EXERCISE INSTRUCTIONS -> The lines you return must be all those in the data that hold the string "Virtual".

App and web page records ->
[Start of Attachment]

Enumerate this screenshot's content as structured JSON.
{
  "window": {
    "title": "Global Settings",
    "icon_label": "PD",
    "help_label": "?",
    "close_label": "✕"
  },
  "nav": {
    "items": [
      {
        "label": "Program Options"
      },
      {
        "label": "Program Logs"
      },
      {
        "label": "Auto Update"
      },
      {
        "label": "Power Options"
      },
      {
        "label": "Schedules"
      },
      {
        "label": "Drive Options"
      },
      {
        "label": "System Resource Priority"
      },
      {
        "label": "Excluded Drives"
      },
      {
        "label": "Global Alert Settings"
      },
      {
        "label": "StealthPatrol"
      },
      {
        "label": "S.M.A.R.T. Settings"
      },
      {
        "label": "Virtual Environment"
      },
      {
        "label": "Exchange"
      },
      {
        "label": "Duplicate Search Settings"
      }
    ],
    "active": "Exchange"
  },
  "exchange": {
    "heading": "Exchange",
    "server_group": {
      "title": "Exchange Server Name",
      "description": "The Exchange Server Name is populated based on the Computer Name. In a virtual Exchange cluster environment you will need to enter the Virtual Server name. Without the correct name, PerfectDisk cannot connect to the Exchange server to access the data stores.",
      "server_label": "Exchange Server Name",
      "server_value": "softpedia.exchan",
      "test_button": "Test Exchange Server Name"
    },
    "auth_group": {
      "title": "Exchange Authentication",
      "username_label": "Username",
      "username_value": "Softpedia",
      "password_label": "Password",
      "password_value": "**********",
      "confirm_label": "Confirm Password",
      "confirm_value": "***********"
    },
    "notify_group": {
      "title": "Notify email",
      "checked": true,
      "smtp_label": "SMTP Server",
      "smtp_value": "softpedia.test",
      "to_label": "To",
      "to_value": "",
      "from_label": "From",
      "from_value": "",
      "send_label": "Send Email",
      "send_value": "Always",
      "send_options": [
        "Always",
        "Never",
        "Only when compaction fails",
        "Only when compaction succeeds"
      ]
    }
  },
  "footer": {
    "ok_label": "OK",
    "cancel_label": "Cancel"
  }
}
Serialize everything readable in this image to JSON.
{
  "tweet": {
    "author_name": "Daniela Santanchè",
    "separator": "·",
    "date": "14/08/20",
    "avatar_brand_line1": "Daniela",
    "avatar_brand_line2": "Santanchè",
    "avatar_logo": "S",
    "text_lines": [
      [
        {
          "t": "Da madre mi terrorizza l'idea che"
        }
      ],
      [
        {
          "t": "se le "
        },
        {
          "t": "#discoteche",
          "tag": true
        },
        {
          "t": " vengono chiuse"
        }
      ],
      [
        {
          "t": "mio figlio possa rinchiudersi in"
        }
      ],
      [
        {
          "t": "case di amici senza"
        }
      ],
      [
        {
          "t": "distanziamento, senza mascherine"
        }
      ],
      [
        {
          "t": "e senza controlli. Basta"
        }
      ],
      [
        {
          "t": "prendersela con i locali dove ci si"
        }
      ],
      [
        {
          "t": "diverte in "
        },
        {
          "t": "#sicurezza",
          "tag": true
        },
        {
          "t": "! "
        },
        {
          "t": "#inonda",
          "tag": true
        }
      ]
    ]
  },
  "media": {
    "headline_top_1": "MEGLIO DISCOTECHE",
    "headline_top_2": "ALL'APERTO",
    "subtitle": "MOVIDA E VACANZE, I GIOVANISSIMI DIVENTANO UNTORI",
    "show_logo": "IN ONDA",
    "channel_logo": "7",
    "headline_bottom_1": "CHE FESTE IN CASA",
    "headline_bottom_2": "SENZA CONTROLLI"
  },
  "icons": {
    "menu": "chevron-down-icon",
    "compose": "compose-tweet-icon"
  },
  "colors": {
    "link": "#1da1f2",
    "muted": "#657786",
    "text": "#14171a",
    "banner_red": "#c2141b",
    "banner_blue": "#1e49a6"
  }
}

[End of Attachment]

EXERCISE SOLUTION ->
        "label": "Virtual Environment"
      "description": "The Exchange Server Name is populated based on the Computer Name. In a virtual Exchange cluster environment you will need to enter the Virtual Server name. Without the correct name, PerfectDisk cannot connect to the Exchange server to access the data stores.",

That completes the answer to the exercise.